[[ SUPPLIED RECORDS, beginning ]]

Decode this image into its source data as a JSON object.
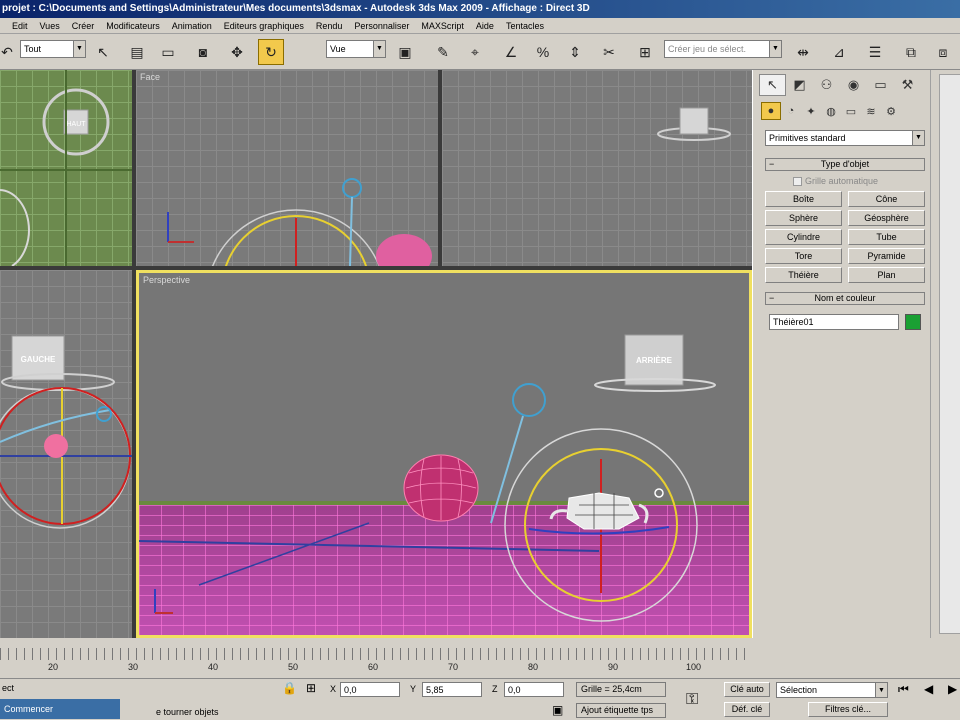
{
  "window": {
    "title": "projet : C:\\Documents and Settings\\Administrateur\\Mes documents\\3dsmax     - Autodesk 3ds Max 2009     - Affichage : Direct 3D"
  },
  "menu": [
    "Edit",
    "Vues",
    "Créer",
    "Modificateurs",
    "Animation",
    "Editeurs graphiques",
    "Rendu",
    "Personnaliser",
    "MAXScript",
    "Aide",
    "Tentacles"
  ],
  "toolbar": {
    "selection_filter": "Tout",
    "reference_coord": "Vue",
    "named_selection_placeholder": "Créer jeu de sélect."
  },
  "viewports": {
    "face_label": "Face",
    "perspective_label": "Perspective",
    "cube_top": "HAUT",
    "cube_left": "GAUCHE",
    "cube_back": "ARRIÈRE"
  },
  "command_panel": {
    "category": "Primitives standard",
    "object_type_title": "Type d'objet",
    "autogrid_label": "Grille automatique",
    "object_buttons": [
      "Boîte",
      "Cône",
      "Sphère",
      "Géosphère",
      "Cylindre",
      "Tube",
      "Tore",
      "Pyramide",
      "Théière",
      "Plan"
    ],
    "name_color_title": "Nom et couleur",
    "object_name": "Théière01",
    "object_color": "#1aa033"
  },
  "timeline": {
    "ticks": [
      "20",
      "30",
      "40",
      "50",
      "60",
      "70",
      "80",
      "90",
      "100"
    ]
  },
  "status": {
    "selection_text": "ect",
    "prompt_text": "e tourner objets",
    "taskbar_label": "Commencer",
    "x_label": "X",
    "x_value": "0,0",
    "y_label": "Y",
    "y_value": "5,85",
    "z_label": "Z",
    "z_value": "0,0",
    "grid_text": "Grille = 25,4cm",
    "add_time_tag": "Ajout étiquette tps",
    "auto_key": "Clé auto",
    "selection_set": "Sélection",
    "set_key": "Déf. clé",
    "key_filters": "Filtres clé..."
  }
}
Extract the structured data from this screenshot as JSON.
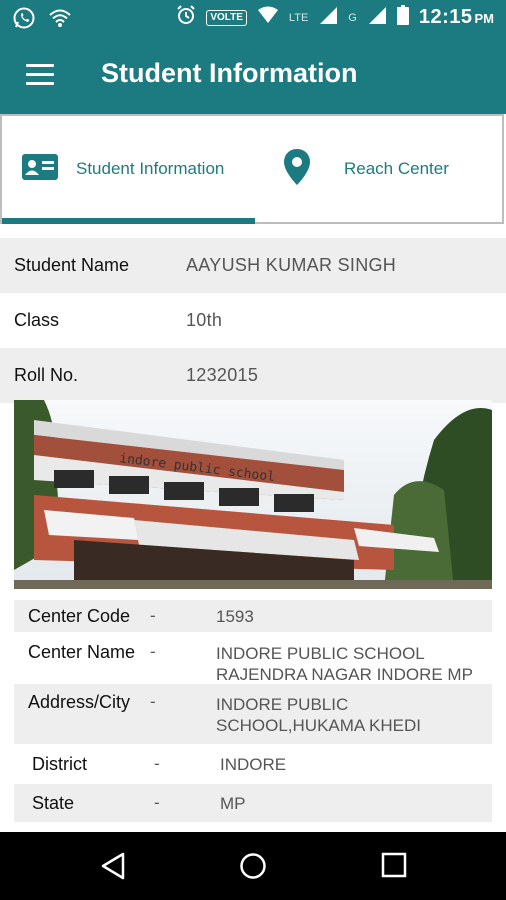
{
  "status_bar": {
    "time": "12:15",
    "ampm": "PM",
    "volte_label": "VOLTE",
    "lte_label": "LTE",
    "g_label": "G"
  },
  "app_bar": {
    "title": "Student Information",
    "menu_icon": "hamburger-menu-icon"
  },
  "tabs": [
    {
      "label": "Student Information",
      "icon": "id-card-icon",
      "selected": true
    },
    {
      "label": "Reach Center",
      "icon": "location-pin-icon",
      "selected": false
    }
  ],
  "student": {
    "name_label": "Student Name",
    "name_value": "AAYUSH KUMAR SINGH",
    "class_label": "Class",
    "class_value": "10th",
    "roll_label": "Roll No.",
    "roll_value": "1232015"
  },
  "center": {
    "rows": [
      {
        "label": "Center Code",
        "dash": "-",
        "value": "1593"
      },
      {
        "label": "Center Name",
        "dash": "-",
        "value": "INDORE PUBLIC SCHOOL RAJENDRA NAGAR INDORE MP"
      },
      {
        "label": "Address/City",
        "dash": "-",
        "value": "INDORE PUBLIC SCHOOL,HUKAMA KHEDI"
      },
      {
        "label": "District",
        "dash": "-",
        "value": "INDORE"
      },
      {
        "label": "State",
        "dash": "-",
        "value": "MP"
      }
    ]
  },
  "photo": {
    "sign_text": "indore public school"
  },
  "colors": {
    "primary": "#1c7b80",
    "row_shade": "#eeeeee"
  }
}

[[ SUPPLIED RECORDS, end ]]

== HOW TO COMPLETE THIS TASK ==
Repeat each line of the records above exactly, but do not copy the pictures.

== RESPONSE TO THIS TASK ==
Decode this image into its source data as a JSON object.
{
  "window": {
    "title": "projet : C:\\Documents and Settings\\Administrateur\\Mes documents\\3dsmax     - Autodesk 3ds Max 2009     - Affichage : Direct 3D"
  },
  "menu": [
    "Edit",
    "Vues",
    "Créer",
    "Modificateurs",
    "Animation",
    "Editeurs graphiques",
    "Rendu",
    "Personnaliser",
    "MAXScript",
    "Aide",
    "Tentacles"
  ],
  "toolbar": {
    "selection_filter": "Tout",
    "reference_coord": "Vue",
    "named_selection_placeholder": "Créer jeu de sélect."
  },
  "viewports": {
    "face_label": "Face",
    "perspective_label": "Perspective",
    "cube_top": "HAUT",
    "cube_left": "GAUCHE",
    "cube_back": "ARRIÈRE"
  },
  "command_panel": {
    "category": "Primitives standard",
    "object_type_title": "Type d'objet",
    "autogrid_label": "Grille automatique",
    "object_buttons": [
      "Boîte",
      "Cône",
      "Sphère",
      "Géosphère",
      "Cylindre",
      "Tube",
      "Tore",
      "Pyramide",
      "Théière",
      "Plan"
    ],
    "name_color_title": "Nom et couleur",
    "object_name": "Théière01",
    "object_color": "#1aa033"
  },
  "timeline": {
    "ticks": [
      "20",
      "30",
      "40",
      "50",
      "60",
      "70",
      "80",
      "90",
      "100"
    ]
  },
  "status": {
    "selection_text": "ect",
    "prompt_text": "e tourner objets",
    "taskbar_label": "Commencer",
    "x_label": "X",
    "x_value": "0,0",
    "y_label": "Y",
    "y_value": "5,85",
    "z_label": "Z",
    "z_value": "0,0",
    "grid_text": "Grille = 25,4cm",
    "add_time_tag": "Ajout étiquette tps",
    "auto_key": "Clé auto",
    "selection_set": "Sélection",
    "set_key": "Déf. clé",
    "key_filters": "Filtres clé..."
  }
}
Extract the structured data from this screenshot as JSON.
{
  "status_bar": {
    "time": "12:15",
    "ampm": "PM",
    "volte_label": "VOLTE",
    "lte_label": "LTE",
    "g_label": "G"
  },
  "app_bar": {
    "title": "Student Information",
    "menu_icon": "hamburger-menu-icon"
  },
  "tabs": [
    {
      "label": "Student Information",
      "icon": "id-card-icon",
      "selected": true
    },
    {
      "label": "Reach Center",
      "icon": "location-pin-icon",
      "selected": false
    }
  ],
  "student": {
    "name_label": "Student Name",
    "name_value": "AAYUSH KUMAR SINGH",
    "class_label": "Class",
    "class_value": "10th",
    "roll_label": "Roll No.",
    "roll_value": "1232015"
  },
  "center": {
    "rows": [
      {
        "label": "Center Code",
        "dash": "-",
        "value": "1593"
      },
      {
        "label": "Center Name",
        "dash": "-",
        "value": "INDORE PUBLIC SCHOOL RAJENDRA NAGAR INDORE MP"
      },
      {
        "label": "Address/City",
        "dash": "-",
        "value": "INDORE PUBLIC SCHOOL,HUKAMA KHEDI"
      },
      {
        "label": "District",
        "dash": "-",
        "value": "INDORE"
      },
      {
        "label": "State",
        "dash": "-",
        "value": "MP"
      }
    ]
  },
  "photo": {
    "sign_text": "indore public school"
  },
  "colors": {
    "primary": "#1c7b80",
    "row_shade": "#eeeeee"
  }
}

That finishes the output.